New York -- Just before 8 p.m. -- and an hour after the tree lighting ceremony at Rockefeller Center began -- Gino Palacios stood at the southeast corner of 50th and 5th Avenue waiting to cross the street and enter the city's massive outdoor holiday space.
His son, Alexander, 4, was seated on his shoulders. His daughter Victoria, 7, was standing just a few inches away. His wife and a relative visiting for the week from Ecudaor were also there. Palacios said he saw the tree lighting in Rockefeller Center once before, almost 20 years ago. But for his children, this was the first time, making the drive from their Nutley, N.J. home and the wait worthwhile. This was to be a night of big waits for big things.
"I just, I just want to see it," Victoria said. "I want to know what it's like. I think my tree is bigger at our house."
Victoria's bold declaration made a few people nearby chuckle. After all, there were what seemed like hundreds of people on the same corner inching toward Rockefeller Center, home of a massive Christmas tree and New York's declaration that the Christmas season has begun.
First, the stats.
This year's tree, a 74-foot-tall Norway Spruce, is believed to be about 75-years-old, according to a statement released this month by Rockefeller Center. It weighs in at 12 tons and measures about 40 feet around. The tree hails from Mifflinville, Pa.
A crane positioned the tree in an upright position at Rockefeller Center earlier this month, where it was promptly wrapped in scaffolding so that workers could begin stringing more than 30,000 multi-colored -- and, as Rockefeller Center's public relations staff stressed in the statement -- energy-efficient LED lights. Strung on the equivalent of five miles of wire, the lights will be powered with the help of hundreds of solar panels, according to the statement. The tree is topped with a Swarovski Star -- unveiled by the actress Blake Lively at a separate event on Nov. 18.
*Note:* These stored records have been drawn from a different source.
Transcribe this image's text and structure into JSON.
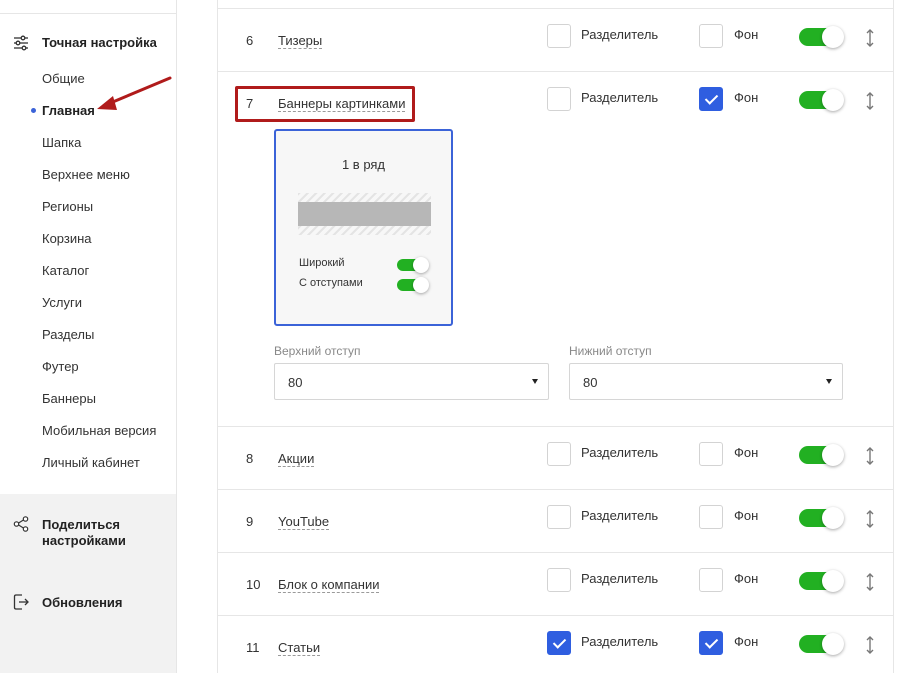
{
  "sidebar": {
    "fine_tuning_title": "Точная настройка",
    "items": [
      {
        "label": "Общие"
      },
      {
        "label": "Главная",
        "active": true
      },
      {
        "label": "Шапка"
      },
      {
        "label": "Верхнее меню"
      },
      {
        "label": "Регионы"
      },
      {
        "label": "Корзина"
      },
      {
        "label": "Каталог"
      },
      {
        "label": "Услуги"
      },
      {
        "label": "Разделы"
      },
      {
        "label": "Футер"
      },
      {
        "label": "Баннеры"
      },
      {
        "label": "Мобильная версия"
      },
      {
        "label": "Личный кабинет"
      }
    ],
    "share_title": "Поделиться настройками",
    "updates_title": "Обновления"
  },
  "labels": {
    "divider": "Разделитель",
    "background": "Фон"
  },
  "rows": [
    {
      "num": "6",
      "name": "Тизеры",
      "divider": false,
      "background": false,
      "enabled": true
    },
    {
      "num": "7",
      "name": "Баннеры картинками",
      "divider": false,
      "background": true,
      "enabled": true
    },
    {
      "num": "8",
      "name": "Акции",
      "divider": false,
      "background": false,
      "enabled": true
    },
    {
      "num": "9",
      "name": "YouTube",
      "divider": false,
      "background": false,
      "enabled": true
    },
    {
      "num": "10",
      "name": "Блок о компании",
      "divider": false,
      "background": false,
      "enabled": true
    },
    {
      "num": "11",
      "name": "Статьи",
      "divider": true,
      "background": true,
      "enabled": true
    }
  ],
  "layout_card": {
    "title": "1 в ряд",
    "option_wide": "Широкий",
    "option_wide_on": true,
    "option_padding": "С отступами",
    "option_padding_on": true
  },
  "padding": {
    "top_label": "Верхний отступ",
    "top_value": "80",
    "bottom_label": "Нижний отступ",
    "bottom_value": "80"
  },
  "colors": {
    "accent": "#3b63d8",
    "toggle_on": "#22b022",
    "highlight": "#b01b1b"
  }
}
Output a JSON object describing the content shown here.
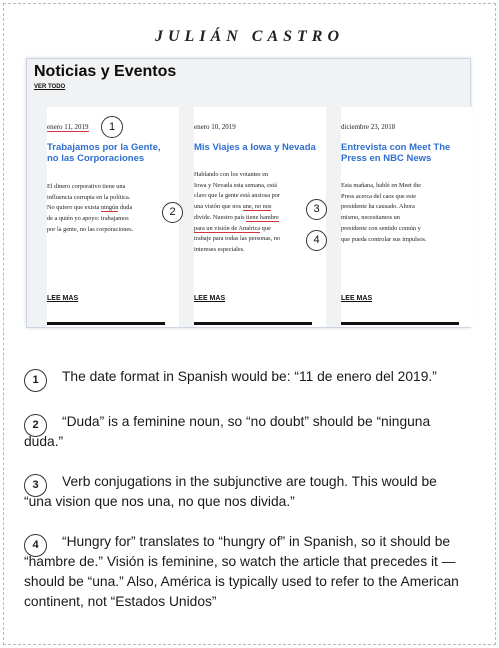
{
  "header": {
    "title": "JULIÁN CASTRO"
  },
  "site": {
    "heading": "Noticias y Eventos",
    "see_all": "VER TODO"
  },
  "cards": [
    {
      "date": "enero 11, 2019",
      "title": "Trabajamos por la Gente, no las Corporaciones",
      "body_lines": [
        "El dinero corporativo tiene una",
        "influencia corrupta en la política.",
        "No quiero que exista ningún duda",
        "de a quién yo apoyo: trabajamos",
        "por la gente, no las corporaciones."
      ],
      "read_more": "LEE MAS"
    },
    {
      "date": "enero 10, 2019",
      "title": "Mis Viajes a Iowa y Nevada",
      "body_lines": [
        "Hablando con los votantes en",
        "Iowa y Nevada esta semana, está",
        "claro que la gente está ansiosa por",
        "una visión que nos une, no nos",
        "divide. Nuestro país tiene hambre",
        "para un visión de América que",
        "trabaje para todas las personas, no",
        "intereses especiales."
      ],
      "read_more": "LEE MAS"
    },
    {
      "date": "diciembre 23, 2018",
      "title": "Entrevista con Meet The Press en NBC News",
      "body_lines": [
        "Esta mañana, hablé en Meet the",
        "Press acerca del caos que este",
        "presidente ha causado. Ahora",
        "mismo, necesitamos un",
        "presidente con sentido común y",
        "que pueda controlar sus impulsos."
      ],
      "read_more": "LEE MAS"
    }
  ],
  "markers": [
    "1",
    "2",
    "3",
    "4"
  ],
  "notes": [
    {
      "num": "1",
      "text": "The date format in Spanish would be: “11 de enero del 2019.”"
    },
    {
      "num": "2",
      "text": "“Duda” is a feminine noun, so “no doubt” should be “ninguna duda.”"
    },
    {
      "num": "3",
      "text": "Verb conjugations in the subjunctive are tough. This would be “una vision que nos una, no que nos divida.”"
    },
    {
      "num": "4",
      "text": "“Hungry for” translates to “hungry of” in Spanish, so it should be “hambre de.” Visión is feminine, so watch the article that precedes it — should be “una.” Also, América is typically used to refer to the American continent, not “Estados Unidos”"
    }
  ],
  "colors": {
    "title_blue": "#2f6fd0",
    "underline_red": "#d0343c"
  }
}
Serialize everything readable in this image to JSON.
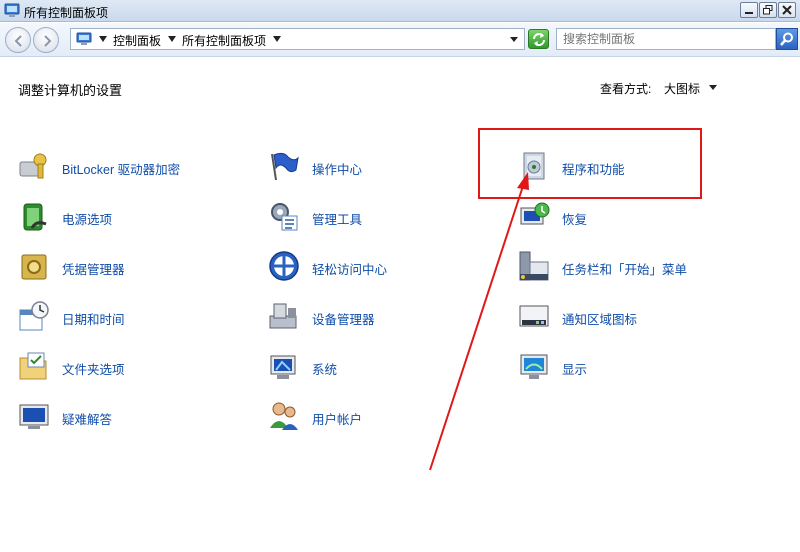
{
  "window": {
    "title": "所有控制面板项"
  },
  "address": {
    "crumbs": [
      "控制面板",
      "所有控制面板项"
    ],
    "search_placeholder": "搜索控制面板"
  },
  "header": {
    "heading": "调整计算机的设置",
    "view_by_label": "查看方式:",
    "view_by_value": "大图标"
  },
  "items": [
    {
      "label": "BitLocker 驱动器加密",
      "icon": "bitlocker-icon"
    },
    {
      "label": "操作中心",
      "icon": "action-center-flag-icon"
    },
    {
      "label": "程序和功能",
      "icon": "programs-features-icon"
    },
    {
      "label": "电源选项",
      "icon": "power-options-icon"
    },
    {
      "label": "管理工具",
      "icon": "admin-tools-icon"
    },
    {
      "label": "恢复",
      "icon": "recovery-icon"
    },
    {
      "label": "凭据管理器",
      "icon": "credential-manager-icon"
    },
    {
      "label": "轻松访问中心",
      "icon": "ease-of-access-icon"
    },
    {
      "label": "任务栏和「开始」菜单",
      "icon": "taskbar-start-icon"
    },
    {
      "label": "日期和时间",
      "icon": "date-time-icon"
    },
    {
      "label": "设备管理器",
      "icon": "device-manager-icon"
    },
    {
      "label": "通知区域图标",
      "icon": "notification-icons-icon"
    },
    {
      "label": "文件夹选项",
      "icon": "folder-options-icon"
    },
    {
      "label": "系统",
      "icon": "system-icon"
    },
    {
      "label": "显示",
      "icon": "display-icon"
    },
    {
      "label": "疑难解答",
      "icon": "troubleshooting-icon"
    },
    {
      "label": "用户帐户",
      "icon": "user-accounts-icon"
    }
  ],
  "colors": {
    "link": "#0f4da8",
    "annotation": "#e01818"
  }
}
Rockefeller Center officials also did not respond to a request for comment Wednesday. Everyone from President Barack Obama to the Black Eyed Peas were scheduled to attend the tree-lighting ceremony.
Now, the history.
In New York, Christmas has not always been the city's most heavily decorated holiday, said Eric Robinson, a reference assistant at the New York Historical Society's library. That honor was reserved for New Year's Eve, from the city's earliest days as a 17th century Dutch colony until at least the early 1800s. Then, some New Yorkers began public celebrations and displays associated with a Dec. 6 holiday known as St. Nicholas Day. Before long, the public displays and events extended to Christmas, Robinson said.
In 1924, the nation had its first outdoor illuminated Christmas display in Cleveland, Ohio, said William L. Bird, who wrote the 2007 book "Holidays on Display." The display did not land in Cleveland's Nela Park by coincidence, Bird said. General Electric's lighting division was based in the area. In 1924, company engineers spent weeks building the outdoor wonderland and figuring out how to make the noses of reindeer sculptures twinkle.
"It's kind of interesting that General Electric is today the major tenant in Rockefeller Center," said Bird, who is also a curator at the National Museum of American History.
Rockefeller Center history and common folklore have it that in 1931, in the midst of The Great Depression, workers building the office complex that would become Rockefeller Center put up and decorated a small Christmas tree, Bird said. Rockefeller Center began an official holiday display and celebration in 1933, according to the complex's website.
At Rockefeller Center on Wednesday night, the big tree, the lights and the show drew a large crowd with long waits. Moving about 100 yards took more than five minutes.
"I'm hoping, I guess I'm really hoping for the kids to see the big tree at least one time," Palacios said. "So far, the wait hasn't been too bad. I mean, this is a big deal. You want the kids to have this experience, to see the big, big tree. So, you wait."
CORRECTION: This story has been modified to remove inaccurate information about the tree's origins provided by Rockefeller Center.